Herzlich writes the Small Business column in Newsday.
A supply-chain disruption can be devastating to a small business.
Nowadays in this global economy, with many suppliers overseas, the risk is even greater that at one point your business may face a disruption from a key supplier.
A survey released in February by GT Nexus found that 40 percent of manufacturers had been impacted by a supply chain disruption in the past 12 months.
“A lot of this isn’t in your control, so you need a backup plan,” says Kaushik Sengupta, chair of the Department of Management and Entrepreneurship at Hofstra University in Hempstead, which offers an undergraduate program in supply-chain management.
Small businesses that don’t have manufacturing capability in-house are increasingly outsourcing to suppliers, many of whom are abroad.
“Usually they go to whoever the lower-cost producers are,” explains Sengupta.
Small businesses might look into getting an insurance policy that covers disruptions, but they should also conduct an “A, B, C inventory analysis,” he suggests.
The analysis breaks down all the items you stock and how critical they are, with A being the most critical, says Sengupta. For each category, have a contingency plan if the main supply goes down.
It’s also important to learn more about your suppliers, and it can be helpful to visit them, he says.

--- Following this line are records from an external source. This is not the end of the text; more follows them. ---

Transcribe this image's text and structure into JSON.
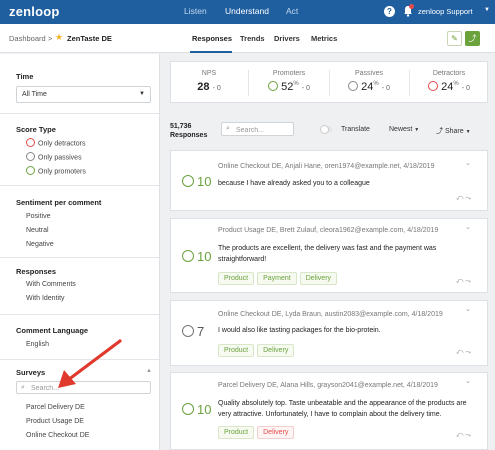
{
  "app": {
    "logo": "zenloop",
    "nav": [
      "Listen",
      "Understand",
      "Act"
    ],
    "user": "zenloop Support"
  },
  "header": {
    "breadcrumb_root": "Dashboard",
    "breadcrumb_sep": ">",
    "survey_name": "ZenTaste DE",
    "tabs": [
      "Responses",
      "Trends",
      "Drivers",
      "Metrics"
    ],
    "active_tab": "Responses"
  },
  "sidebar": {
    "time_title": "Time",
    "time_value": "All Time",
    "score_title": "Score Type",
    "score_items": [
      "Only detractors",
      "Only passives",
      "Only promoters"
    ],
    "sentiment_title": "Sentiment per comment",
    "sentiment_items": [
      "Positive",
      "Neutral",
      "Negative"
    ],
    "responses_title": "Responses",
    "responses_items": [
      "With Comments",
      "With Identity"
    ],
    "language_title": "Comment Language",
    "language_items": [
      "English"
    ],
    "surveys_title": "Surveys",
    "surveys_search_placeholder": "Search...",
    "surveys_items": [
      "Parcel Delivery DE",
      "Product Usage DE",
      "Online Checkout DE"
    ]
  },
  "metrics": {
    "nps_label": "NPS",
    "nps_value": "28",
    "nps_delta": "- 0",
    "promoters_label": "Promoters",
    "promoters_value": "52",
    "promoters_unit": "%",
    "promoters_delta": "- 0",
    "passives_label": "Passives",
    "passives_value": "24",
    "passives_unit": "%",
    "passives_delta": "- 0",
    "detractors_label": "Detractors",
    "detractors_value": "24",
    "detractors_unit": "%",
    "detractors_delta": "- 0"
  },
  "list": {
    "count_value": "51,736",
    "count_label": "Responses",
    "search_placeholder": "Search...",
    "translate_label": "Translate",
    "sort_label": "Newest",
    "share_label": "Share"
  },
  "responses": [
    {
      "score": "10",
      "meta": "Online Checkout DE, Anjali Hane, oren1974@example.net, 4/18/2019",
      "text": "because I have already asked you to a colleague",
      "tags": []
    },
    {
      "score": "10",
      "meta": "Product Usage DE, Brett Zulauf, cleora1962@example.com, 4/18/2019",
      "text": "The products are excellent, the delivery was fast and the payment was straightforward!",
      "tags": [
        {
          "label": "Product",
          "tone": "green"
        },
        {
          "label": "Payment",
          "tone": "green"
        },
        {
          "label": "Delivery",
          "tone": "green"
        }
      ]
    },
    {
      "score": "7",
      "meta": "Online Checkout DE, Lyda Braun, austin2083@example.com, 4/18/2019",
      "text": "I would also like tasting packages for the bio-protein.",
      "tags": [
        {
          "label": "Product",
          "tone": "green"
        },
        {
          "label": "Delivery",
          "tone": "green"
        }
      ]
    },
    {
      "score": "10",
      "meta": "Parcel Delivery DE, Alana Hills, grayson2041@example.net, 4/18/2019",
      "text": "Quality absolutely top. Taste unbeatable and the appearance of the products are very attractive. Unfortunately, I have to complain about the delivery time.",
      "tags": [
        {
          "label": "Product",
          "tone": "green"
        },
        {
          "label": "Delivery",
          "tone": "red"
        }
      ]
    }
  ],
  "colors": {
    "brand": "#1f5fa0",
    "promoter": "#6aa23c",
    "passive": "#888888",
    "detractor": "#e54b4b",
    "annotation_arrow": "#e03a2f"
  }
}
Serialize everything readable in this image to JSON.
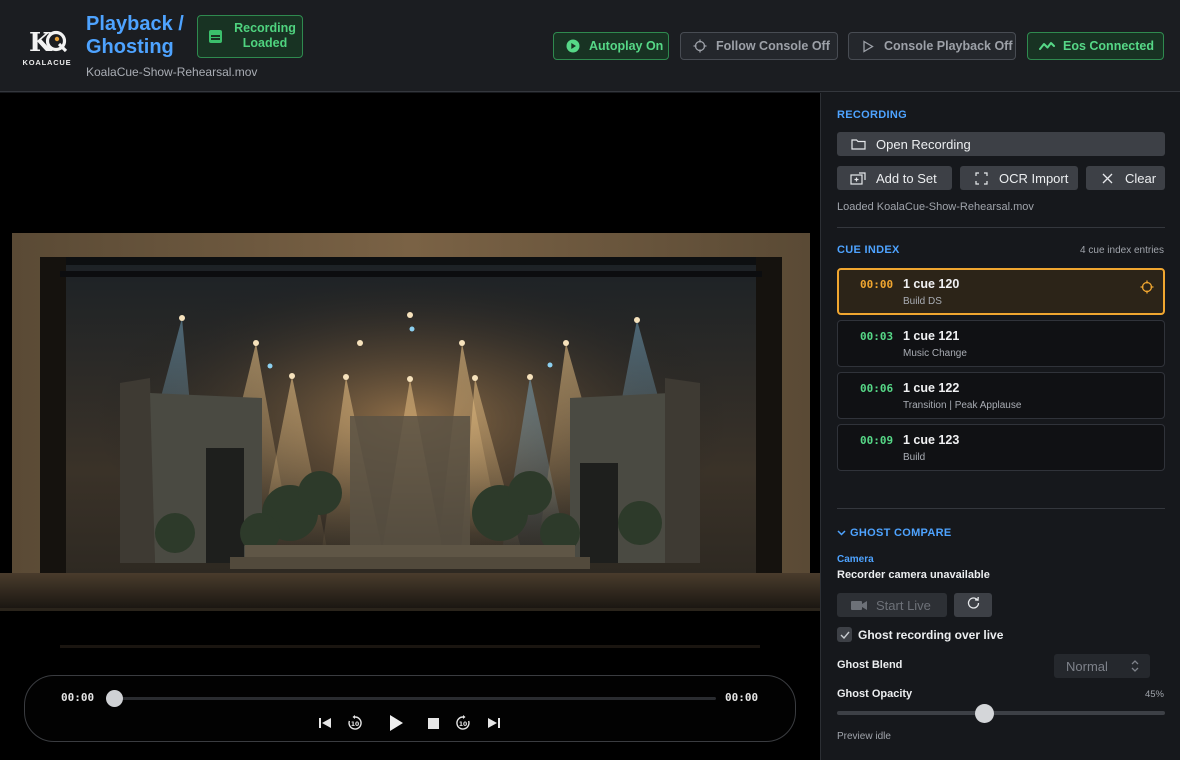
{
  "app": {
    "brand": "KOALACUE",
    "title": "Playback / Ghosting",
    "file": "KoalaCue-Show-Rehearsal.mov",
    "status_badge": "Recording Loaded"
  },
  "header_pills": [
    {
      "label": "Autoplay On",
      "icon": "play-circle-icon",
      "state": "active",
      "color": "#56d887"
    },
    {
      "label": "Follow Console Off",
      "icon": "crosshair-icon",
      "state": "inactive",
      "color": "#9da1a8"
    },
    {
      "label": "Console Playback Off",
      "icon": "play-outline-icon",
      "state": "inactive",
      "color": "#9da1a8"
    },
    {
      "label": "Eos Connected",
      "icon": "signal-wave-icon",
      "state": "active",
      "color": "#56d887"
    }
  ],
  "player": {
    "current_time": "00:00",
    "duration": "00:00",
    "progress": 0,
    "controls": [
      "skip-back-icon",
      "rewind-10-icon",
      "play-icon",
      "stop-icon",
      "forward-10-icon",
      "skip-forward-icon"
    ]
  },
  "recording": {
    "section_title": "RECORDING",
    "open_label": "Open Recording",
    "add_to_set_label": "Add to Set",
    "ocr_label": "OCR Import",
    "clear_label": "Clear",
    "loaded_text": "Loaded KoalaCue-Show-Rehearsal.mov"
  },
  "cue_index": {
    "section_title": "CUE INDEX",
    "count_text": "4 cue index entries",
    "entries": [
      {
        "time": "00:00",
        "name": "1 cue 120",
        "label": "Build DS",
        "active": true
      },
      {
        "time": "00:03",
        "name": "1 cue 121",
        "label": "Music Change",
        "active": false
      },
      {
        "time": "00:06",
        "name": "1 cue 122",
        "label": "Transition | Peak Applause",
        "active": false
      },
      {
        "time": "00:09",
        "name": "1 cue 123",
        "label": "Build",
        "active": false
      }
    ]
  },
  "ghost_compare": {
    "section_title": "GHOST COMPARE",
    "camera_label": "Camera",
    "camera_status": "Recorder camera unavailable",
    "start_live_label": "Start Live",
    "ghost_over_live_label": "Ghost recording over live",
    "ghost_over_live_checked": true,
    "blend_label": "Ghost Blend",
    "blend_value": "Normal",
    "opacity_label": "Ghost Opacity",
    "opacity_value": "45%",
    "opacity_fraction": 0.45,
    "preview_status": "Preview idle"
  },
  "colors": {
    "accent_blue": "#4ea3ff",
    "status_green": "#56d887",
    "active_cue_orange": "#f0a630"
  }
}
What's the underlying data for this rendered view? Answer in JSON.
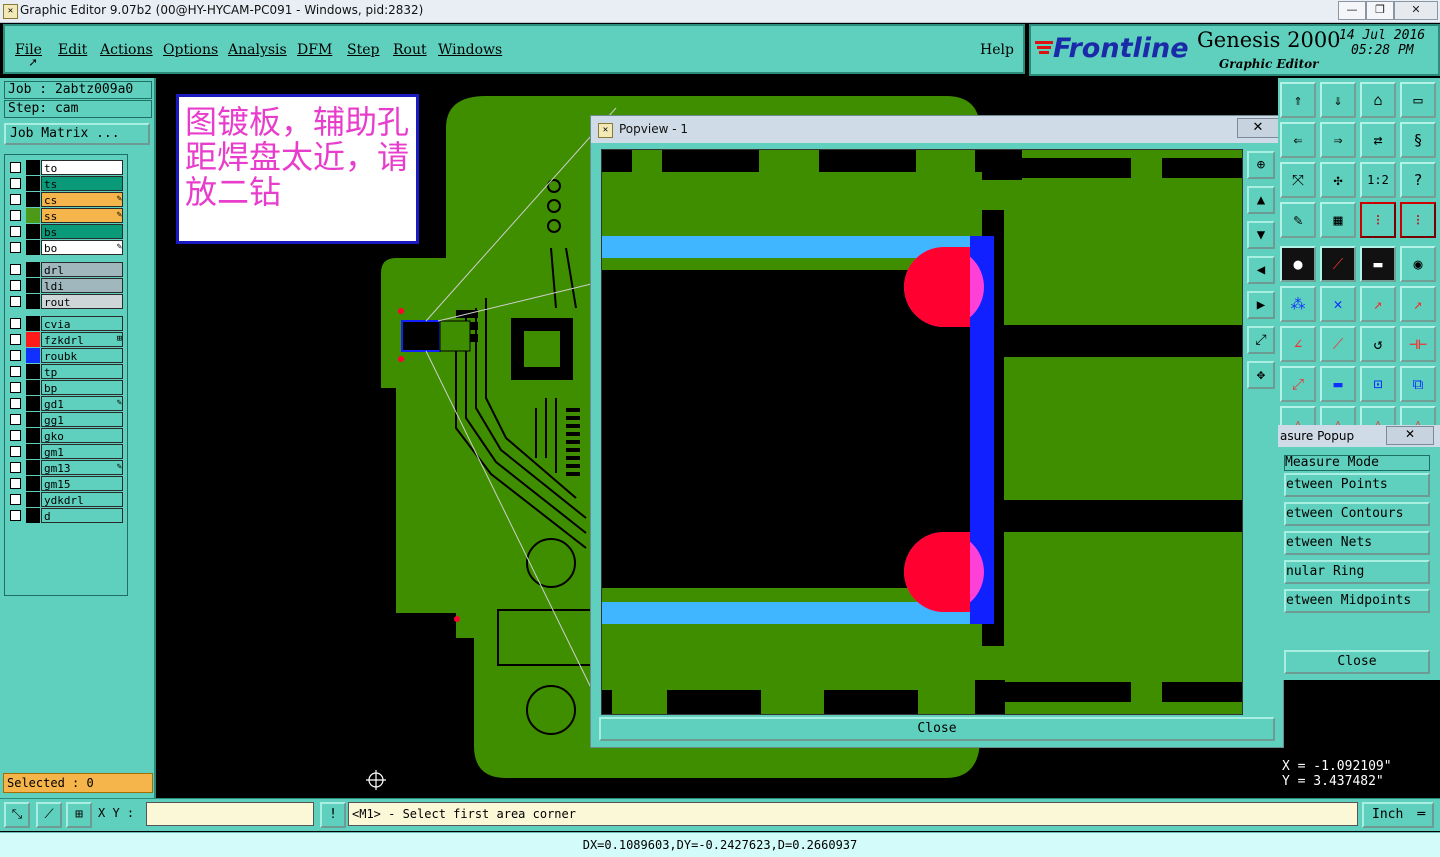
{
  "window": {
    "title": "Graphic Editor 9.07b2 (00@HY-HYCAM-PC091 - Windows, pid:2832)",
    "controls": [
      "—",
      "❐",
      "✕"
    ]
  },
  "menu": {
    "items": [
      "File",
      "Edit",
      "Actions",
      "Options",
      "Analysis",
      "DFM",
      "Step",
      "Rout",
      "Windows"
    ],
    "help": "Help"
  },
  "logo": {
    "brand": "Frontline",
    "product": "Genesis 2000",
    "subtitle": "Graphic Editor",
    "date": "14 Jul 2016",
    "time": "05:28 PM"
  },
  "job": {
    "job_label": "Job : 2abtz009a0",
    "step_label": "Step: cam",
    "matrix_button": "Job Matrix ..."
  },
  "layers": [
    {
      "name": "to",
      "bg": "#ffffff",
      "color": "#000000"
    },
    {
      "name": "ts",
      "bg": "#0a9a7a",
      "color": "#000000"
    },
    {
      "name": "cs",
      "bg": "#f5b54a",
      "color": "#000000",
      "mark": "✎"
    },
    {
      "name": "ss",
      "bg": "#f5b54a",
      "color": "#4c9a18",
      "mark": "✎"
    },
    {
      "name": "bs",
      "bg": "#0a9a7a",
      "color": "#000000"
    },
    {
      "name": "bo",
      "bg": "#ffffff",
      "color": "#000000",
      "mark": "✎"
    },
    {
      "name": "drl",
      "bg": "#9fb7bd",
      "color": "#000000"
    },
    {
      "name": "ldi",
      "bg": "#9fb7bd",
      "color": "#000000"
    },
    {
      "name": "rout",
      "bg": "#cfd6d8",
      "color": "#000000"
    },
    {
      "name": "cvia",
      "bg": "#5fd0bd",
      "color": "#000000"
    },
    {
      "name": "fzkdrl",
      "bg": "#5fd0bd",
      "color": "#ff1a1a",
      "mark": "⊞"
    },
    {
      "name": "roubk",
      "bg": "#5fd0bd",
      "color": "#1030ff"
    },
    {
      "name": "tp",
      "bg": "#5fd0bd",
      "color": "#000000"
    },
    {
      "name": "bp",
      "bg": "#5fd0bd",
      "color": "#000000"
    },
    {
      "name": "gd1",
      "bg": "#5fd0bd",
      "color": "#000000",
      "mark": "✎"
    },
    {
      "name": "gg1",
      "bg": "#5fd0bd",
      "color": "#000000"
    },
    {
      "name": "gko",
      "bg": "#5fd0bd",
      "color": "#000000"
    },
    {
      "name": "gm1",
      "bg": "#5fd0bd",
      "color": "#000000"
    },
    {
      "name": "gm13",
      "bg": "#5fd0bd",
      "color": "#000000",
      "mark": "✎"
    },
    {
      "name": "gm15",
      "bg": "#5fd0bd",
      "color": "#000000"
    },
    {
      "name": "ydkdrl",
      "bg": "#5fd0bd",
      "color": "#000000"
    },
    {
      "name": "d",
      "bg": "#5fd0bd",
      "color": "#000000"
    }
  ],
  "note": {
    "text": "图镀板，辅助孔距焊盘太近，请放二钻"
  },
  "popview": {
    "title": "Popview - 1",
    "close_x": "✕",
    "close_button": "Close"
  },
  "measure": {
    "title": "asure Popup",
    "close_x": "✕",
    "mode_label": "Measure Mode",
    "options": [
      "etween Points",
      "etween Contours",
      "etween Nets",
      "nular Ring",
      "etween Midpoints"
    ],
    "close_button": "Close"
  },
  "coords": {
    "x": "X  =  -1.092109\"",
    "y": "Y  =  3.437482\""
  },
  "selected": "Selected : 0",
  "bottom": {
    "xy_label": "X Y :",
    "prompt": "<M1> - Select first area corner",
    "unit": "Inch",
    "status": "DX=0.1089603,DY=-0.2427623,D=0.2660937"
  },
  "colors": {
    "panel": "#5fd0bd",
    "copper": "#3f8e00",
    "light_blue": "#3fb6ff",
    "rout_blue": "#1020ff",
    "drill_red": "#ff0030",
    "pink": "#ff40d8"
  }
}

Spectronics Corp. in Westbury, a maker of ultraviolet lighting and fluorescent dyes, has key staff visit its top suppliers generally once a year, says president Jon Cooper. Developing relationships with key suppliers, he says, helped the company avoid a supply-chain disruption a few years ago when a major U.S. lighting company it was using stopped making a critical component Spectronics needed.
Unable to secure it domestically, the company reached out to a reliable supplier in China, providing that firm with a drawing that enabled the new supplier to produce samples of the component within days.
“It could have been a nightmare for us,” he notes, adding that the most of the company’s 450 active suppliers are U.S.-based and he’s willing to pay a premium for quality components domestically produced.
Spectronics’ other measures to protect against disruptions include evaluating key suppliers quarterly via a vendor scorecard it developed.
To be sure, technology has made it a lot easier to evaluate, communicate and collaborate with suppliers, says Bryan Nella, director of corporate communications at Oakland, California-based GT Nexus, whose February study had polled 250 senior manufacturing executives. GT Nexus is a cloud-based collaborative network, similar to a social media environment, where buyers and suppliers communicate.
“To us, the best way of mitigating risk is having better visibility as to what’s going on,” says Nella, noting you can ask a supplier, for example, to virtually share photos of safety equipment at its facility.
Do a supply-chain impact analysis to identify where your suppliers are and determine how that supplier’s product impacts your production, advises Harvey Betan, president of Manhattan-based H. Betan Inc., a business continuity planning and training consultant.
Then do a risk assessment of your supply chain that would include what the risks associated with that product are (such as the supplier’s being located in a flood plain), says Betan.
Once you determine that, you can try mitigating against those risks, which may include identifying a secondary supplier, he advises. If you can’t find a secondary, consider having extra stock on hand, advises Betan.
Also consider asking your supplier if it had any interruptions in the past six months or year and how it dealt with the problem.
“You’re only as strong as your weakest supplier,” says Betan.